-- Opening Marker --
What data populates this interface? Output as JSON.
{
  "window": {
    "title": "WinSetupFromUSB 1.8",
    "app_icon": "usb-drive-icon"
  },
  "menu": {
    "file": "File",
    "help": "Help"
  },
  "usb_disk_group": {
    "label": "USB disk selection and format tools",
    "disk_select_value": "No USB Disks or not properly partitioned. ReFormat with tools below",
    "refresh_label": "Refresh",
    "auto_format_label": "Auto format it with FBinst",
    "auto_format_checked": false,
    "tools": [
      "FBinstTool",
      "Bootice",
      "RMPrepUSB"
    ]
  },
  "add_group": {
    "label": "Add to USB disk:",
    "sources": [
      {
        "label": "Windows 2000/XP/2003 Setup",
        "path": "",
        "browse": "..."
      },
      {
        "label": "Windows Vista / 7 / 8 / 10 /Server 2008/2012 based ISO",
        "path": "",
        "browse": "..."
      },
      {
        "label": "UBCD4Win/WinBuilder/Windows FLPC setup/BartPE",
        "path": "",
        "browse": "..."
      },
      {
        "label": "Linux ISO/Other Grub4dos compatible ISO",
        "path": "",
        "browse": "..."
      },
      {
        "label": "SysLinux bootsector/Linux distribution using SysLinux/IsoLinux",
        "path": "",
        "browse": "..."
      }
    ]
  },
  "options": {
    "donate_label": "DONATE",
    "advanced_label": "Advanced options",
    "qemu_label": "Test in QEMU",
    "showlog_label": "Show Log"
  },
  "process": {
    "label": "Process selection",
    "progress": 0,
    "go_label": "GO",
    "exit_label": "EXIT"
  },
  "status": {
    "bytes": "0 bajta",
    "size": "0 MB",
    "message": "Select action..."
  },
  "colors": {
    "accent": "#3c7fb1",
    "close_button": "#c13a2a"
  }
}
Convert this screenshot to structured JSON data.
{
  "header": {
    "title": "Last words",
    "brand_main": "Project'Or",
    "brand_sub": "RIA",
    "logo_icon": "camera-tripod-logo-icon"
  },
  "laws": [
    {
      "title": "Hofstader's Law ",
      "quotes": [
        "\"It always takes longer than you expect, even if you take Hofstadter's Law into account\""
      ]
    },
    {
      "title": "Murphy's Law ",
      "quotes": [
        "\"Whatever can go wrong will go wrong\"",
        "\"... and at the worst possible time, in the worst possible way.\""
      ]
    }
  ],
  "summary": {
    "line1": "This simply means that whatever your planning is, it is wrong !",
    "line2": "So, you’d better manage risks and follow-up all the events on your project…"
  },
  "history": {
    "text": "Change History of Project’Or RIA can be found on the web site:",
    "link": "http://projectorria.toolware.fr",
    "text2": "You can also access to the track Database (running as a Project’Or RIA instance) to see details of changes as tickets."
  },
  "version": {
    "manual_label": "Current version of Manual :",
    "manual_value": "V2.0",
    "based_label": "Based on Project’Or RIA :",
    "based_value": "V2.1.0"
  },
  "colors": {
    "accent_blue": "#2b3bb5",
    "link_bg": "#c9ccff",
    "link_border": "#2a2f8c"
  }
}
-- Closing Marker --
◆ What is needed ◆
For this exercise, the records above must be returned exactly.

◆ Answer for this exercise ◆
What data populates this interface? Output as JSON.
{
  "window": {
    "title": "WinSetupFromUSB 1.8",
    "app_icon": "usb-drive-icon"
  },
  "menu": {
    "file": "File",
    "help": "Help"
  },
  "usb_disk_group": {
    "label": "USB disk selection and format tools",
    "disk_select_value": "No USB Disks or not properly partitioned. ReFormat with tools below",
    "refresh_label": "Refresh",
    "auto_format_label": "Auto format it with FBinst",
    "auto_format_checked": false,
    "tools": [
      "FBinstTool",
      "Bootice",
      "RMPrepUSB"
    ]
  },
  "add_group": {
    "label": "Add to USB disk:",
    "sources": [
      {
        "label": "Windows 2000/XP/2003 Setup",
        "path": "",
        "browse": "..."
      },
      {
        "label": "Windows Vista / 7 / 8 / 10 /Server 2008/2012 based ISO",
        "path": "",
        "browse": "..."
      },
      {
        "label": "UBCD4Win/WinBuilder/Windows FLPC setup/BartPE",
        "path": "",
        "browse": "..."
      },
      {
        "label": "Linux ISO/Other Grub4dos compatible ISO",
        "path": "",
        "browse": "..."
      },
      {
        "label": "SysLinux bootsector/Linux distribution using SysLinux/IsoLinux",
        "path": "",
        "browse": "..."
      }
    ]
  },
  "options": {
    "donate_label": "DONATE",
    "advanced_label": "Advanced options",
    "qemu_label": "Test in QEMU",
    "showlog_label": "Show Log"
  },
  "process": {
    "label": "Process selection",
    "progress": 0,
    "go_label": "GO",
    "exit_label": "EXIT"
  },
  "status": {
    "bytes": "0 bajta",
    "size": "0 MB",
    "message": "Select action..."
  },
  "colors": {
    "accent": "#3c7fb1",
    "close_button": "#c13a2a"
  }
}
Convert this screenshot to structured JSON data.
{
  "header": {
    "title": "Last words",
    "brand_main": "Project'Or",
    "brand_sub": "RIA",
    "logo_icon": "camera-tripod-logo-icon"
  },
  "laws": [
    {
      "title": "Hofstader's Law ",
      "quotes": [
        "\"It always takes longer than you expect, even if you take Hofstadter's Law into account\""
      ]
    },
    {
      "title": "Murphy's Law ",
      "quotes": [
        "\"Whatever can go wrong will go wrong\"",
        "\"... and at the worst possible time, in the worst possible way.\""
      ]
    }
  ],
  "summary": {
    "line1": "This simply means that whatever your planning is, it is wrong !",
    "line2": "So, you’d better manage risks and follow-up all the events on your project…"
  },
  "history": {
    "text": "Change History of Project’Or RIA can be found on the web site:",
    "link": "http://projectorria.toolware.fr",
    "text2": "You can also access to the track Database (running as a Project’Or RIA instance) to see details of changes as tickets."
  },
  "version": {
    "manual_label": "Current version of Manual :",
    "manual_value": "V2.0",
    "based_label": "Based on Project’Or RIA :",
    "based_value": "V2.1.0"
  },
  "colors": {
    "accent_blue": "#2b3bb5",
    "link_bg": "#c9ccff",
    "link_border": "#2a2f8c"
  }
}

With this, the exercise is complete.